I personally believe that the bridge should be located as centrally to the diaphragm (the lower bout) as it can be. In most cases this location is the widest part of the bout.

didgeridoo2
08-07-2011, 11:53 AM
I may or may not make a huge difference but it's the sum of all these little details that separate a good uke from a great one.
I personally believe that the bridge should be located as centrally to the diaphragm (the lower bout) as it can be. In most cases this location is the widest part of the bout.
So, if asked, a 12th fret join would be your suggestion, Chuck?

Moore Bettah Ukuleles
08-07-2011, 12:07 PM
I'm sorry, I do not know Kamaka's scale length or body size/design. I would trust that Kamaka knows what they are doing with their ukes and have "sound" reasons for doing what they do. My comments are based only from experience with my own work.

bbqribs
08-07-2011, 12:27 PM
More frets to the body would make it more desirable for me too!

hmgberg
08-07-2011, 01:37 PM
I think it does make a difference. With a 14th fret join, the saddle is moved up closer to the sound hole and the waist. This reduces the vibrating area of the sound board. I guess this is what Chuck is talking about.

While it may be easier to play higher up the fretboard with a 14th fret join, you can adapt to playing on top of the soundboard. I guess this is what Jane is talking about.

I've never seen anything other than a 12th fret join on a classical guitar. I would imagine that if over the course of centuries, luthiers, with input from players, have never made anything else than 12th fret joins, they must believe the position of the bridge is important.

Moore Bettah Ukuleles
08-07-2011, 02:37 PM
Many guitar players and builders are shrouded in (and hindered by) a veil of tradition. Not so with ukuleles, we have much more freedom. I've seen neck/body connections at the 12th fret, 13th, 13.5, 14 and 15. If it works well there's no reason not to try it. Just my own philosophy.

southcoastukes
08-07-2011, 03:02 PM
I'll try to say something like Chuck is saying in a different way.

Bridge placement is critical to good sound. A body which has good bridge placement with 12 frets to the body will suffer if you keep the same scale. You would be moving the bridge up.

If you increase the scale, or change the shape of the body - for example from a long & narrow shape to shorter and wider, then your bridge can remain centered in the lower bout.

In the case of Kamaka, I imagine they have their bridge where it's best. If they see enough demand, they would probably go to a longer scale or different shape for the body.

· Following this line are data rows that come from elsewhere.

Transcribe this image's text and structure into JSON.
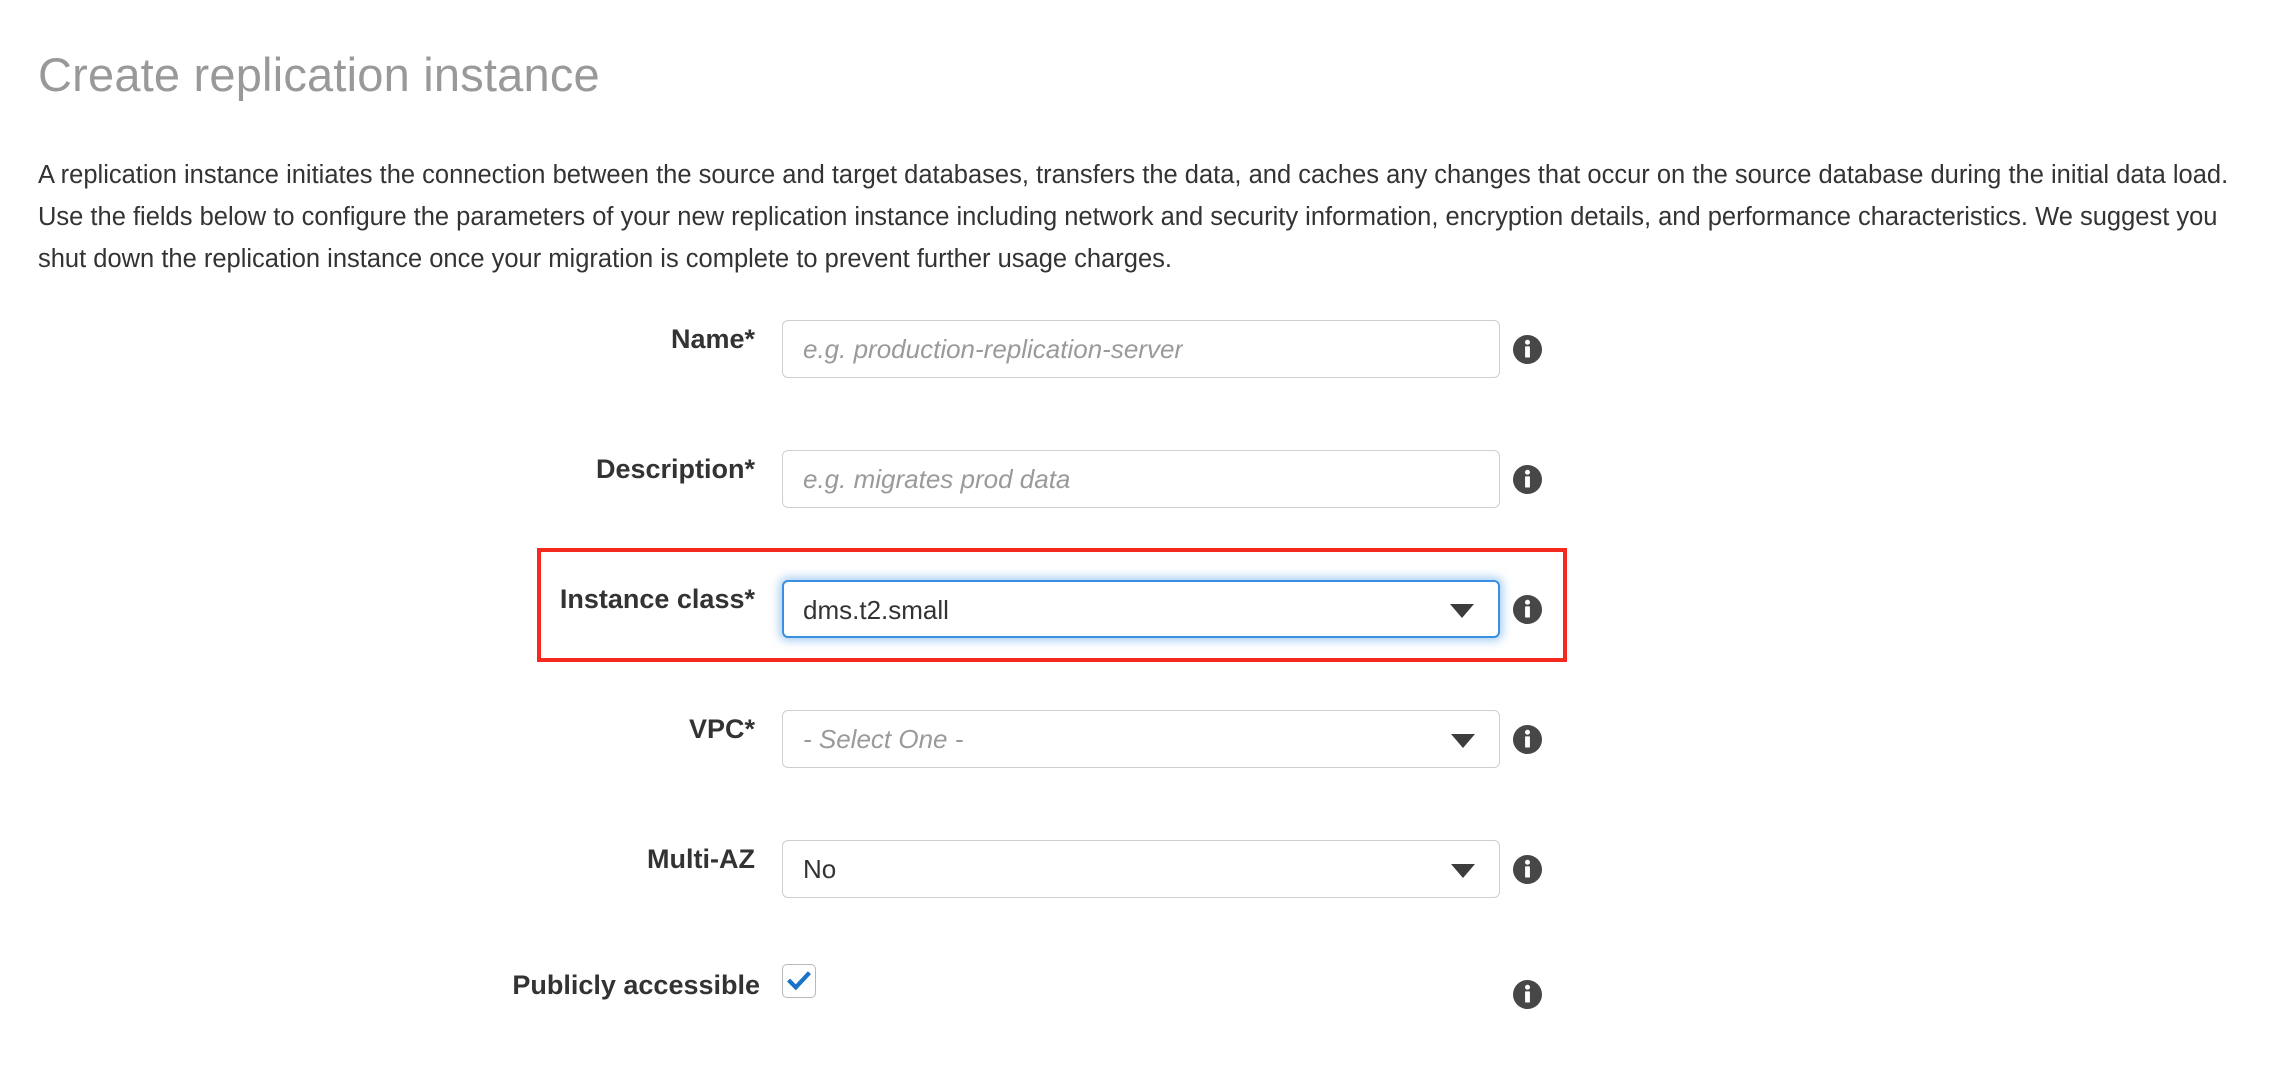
{
  "header": {
    "title": "Create replication instance",
    "intro": "A replication instance initiates the connection between the source and target databases, transfers the data, and caches any changes that occur on the source database during the initial data load. Use the fields below to configure the parameters of your new replication instance including network and security information, encryption details, and performance characteristics. We suggest you shut down the replication instance once your migration is complete to prevent further usage charges."
  },
  "form": {
    "name": {
      "label": "Name*",
      "placeholder": "e.g. production-replication-server",
      "value": "",
      "info_icon": "info-icon"
    },
    "description": {
      "label": "Description*",
      "placeholder": "e.g. migrates prod data",
      "value": "",
      "info_icon": "info-icon"
    },
    "instance_class": {
      "label": "Instance class*",
      "value": "dms.t2.small",
      "caret_icon": "chevron-down-icon",
      "info_icon": "info-icon"
    },
    "vpc": {
      "label": "VPC*",
      "value": "- Select One -",
      "caret_icon": "chevron-down-icon",
      "info_icon": "info-icon"
    },
    "multi_az": {
      "label": "Multi-AZ",
      "value": "No",
      "caret_icon": "chevron-down-icon",
      "info_icon": "info-icon"
    },
    "publicly_accessible": {
      "label": "Publicly accessible",
      "checked": true,
      "check_icon": "check-icon",
      "info_icon": "info-icon"
    }
  },
  "annotation": {
    "highlight_color": "#f5291f",
    "focus_color": "#3b8fe0"
  }
}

-SRS-45-
08-08-2011, 06:28 AM
I don't get the problem to be honest, being a uke the 15 fret should still be easy enough to reach for the times its needed.

I gotta admit I would love to try a Kamaka, hopefully I'll get to try one oneday and see what its all about :)

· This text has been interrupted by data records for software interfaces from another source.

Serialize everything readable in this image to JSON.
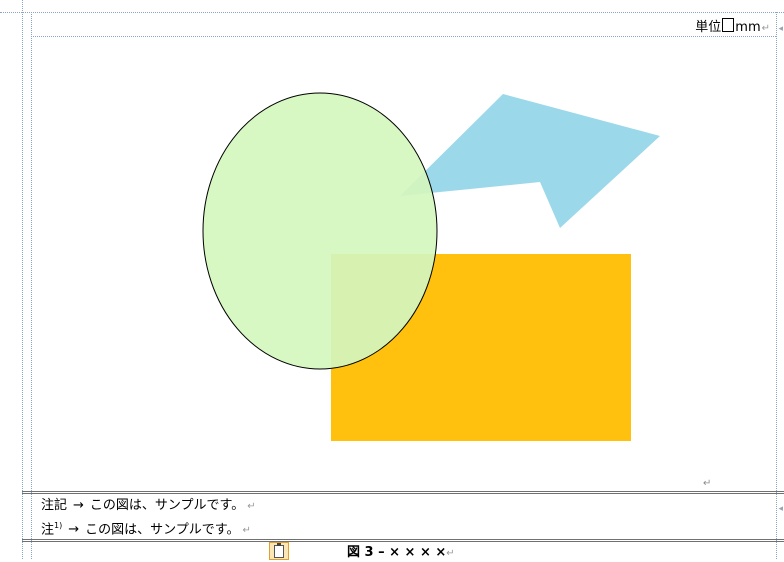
{
  "header": {
    "unit_prefix": "単位",
    "unit_suffix": "mm"
  },
  "figure": {
    "shapes": [
      {
        "kind": "rectangle",
        "color": "#FFC10E"
      },
      {
        "kind": "ellipse",
        "color": "#D4F6BE",
        "stroke": "#000000"
      },
      {
        "kind": "arrow-polygon",
        "color": "#9BD8EA"
      }
    ]
  },
  "notes": [
    {
      "label": "注記",
      "arrow": "→",
      "text": "この図は、サンプルです。"
    },
    {
      "label": "注",
      "sup": "1)",
      "arrow": "→",
      "text": "この図は、サンプルです。"
    }
  ],
  "caption": {
    "text": "図 3 – × × × ×"
  },
  "marks": {
    "return": "↵",
    "side_arrow": "◂"
  },
  "icons": {
    "paste": "paste-options-icon"
  }
}
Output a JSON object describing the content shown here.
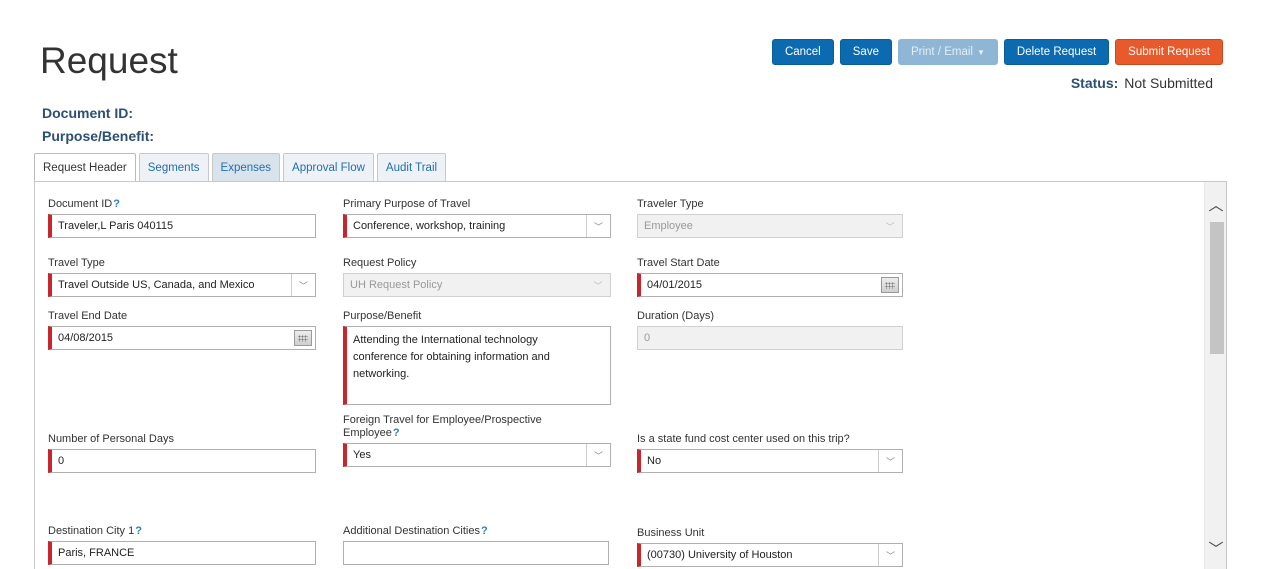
{
  "page": {
    "title": "Request"
  },
  "actions": {
    "cancel": "Cancel",
    "save": "Save",
    "print_email": "Print / Email",
    "delete": "Delete Request",
    "submit": "Submit Request"
  },
  "status": {
    "label": "Status:",
    "value": "Not Submitted"
  },
  "meta": {
    "document_id_label": "Document ID:",
    "purpose_label": "Purpose/Benefit:"
  },
  "tabs": [
    "Request Header",
    "Segments",
    "Expenses",
    "Approval Flow",
    "Audit Trail"
  ],
  "fields": {
    "document_id": {
      "label": "Document ID",
      "help": "?",
      "value": "Traveler,L Paris 040115"
    },
    "primary_purpose": {
      "label": "Primary Purpose of Travel",
      "value": "Conference, workshop, training"
    },
    "traveler_type": {
      "label": "Traveler Type",
      "value": "Employee"
    },
    "travel_type": {
      "label": "Travel Type",
      "value": "Travel Outside US, Canada, and Mexico"
    },
    "request_policy": {
      "label": "Request Policy",
      "value": "UH Request Policy"
    },
    "travel_start_date": {
      "label": "Travel Start Date",
      "value": "04/01/2015"
    },
    "travel_end_date": {
      "label": "Travel End Date",
      "value": "04/08/2015"
    },
    "purpose_benefit": {
      "label": "Purpose/Benefit",
      "value": "Attending the International technology conference for obtaining information and networking."
    },
    "duration_days": {
      "label": "Duration (Days)",
      "value": "0"
    },
    "personal_days": {
      "label": "Number of Personal Days",
      "value": "0"
    },
    "foreign_travel": {
      "label_line1": "Foreign Travel for Employee/Prospective",
      "label_line2": "Employee",
      "help": "?",
      "value": "Yes"
    },
    "state_fund": {
      "label": "Is a state fund cost center used on this trip?",
      "value": "No"
    },
    "destination_city": {
      "label": "Destination City 1",
      "help": "?",
      "value": "Paris, FRANCE"
    },
    "additional_cities": {
      "label": "Additional Destination Cities",
      "help": "?",
      "value": ""
    },
    "business_unit": {
      "label": "Business Unit",
      "value": "(00730) University of Houston"
    }
  },
  "icons": {
    "chevron": "chevron-down-icon",
    "calendar": "calendar-icon",
    "help": "help-cursor-icon"
  }
}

GX9901
08-08-2011, 06:41 AM
I've always liked the looks of the Kamaka concert with it's "sail" (is that what they call it?) headstock. However, what's really kept me from seriously thinking about getting one is not that it joins at the 12th fret but that it only has 16 frets total. For concerts and tenors, I like having a minimum of 18 frets, because a couple of tunes I play utilize the 18th fret and I just like knowing that the uke could play anything I could throw at it. Fret count for concert ukes seem to be all over the place though, so it's not like I fault Kamaka for not having 16 frets. It's probably a good thing for me, since I REALLY don't need more ukes. :p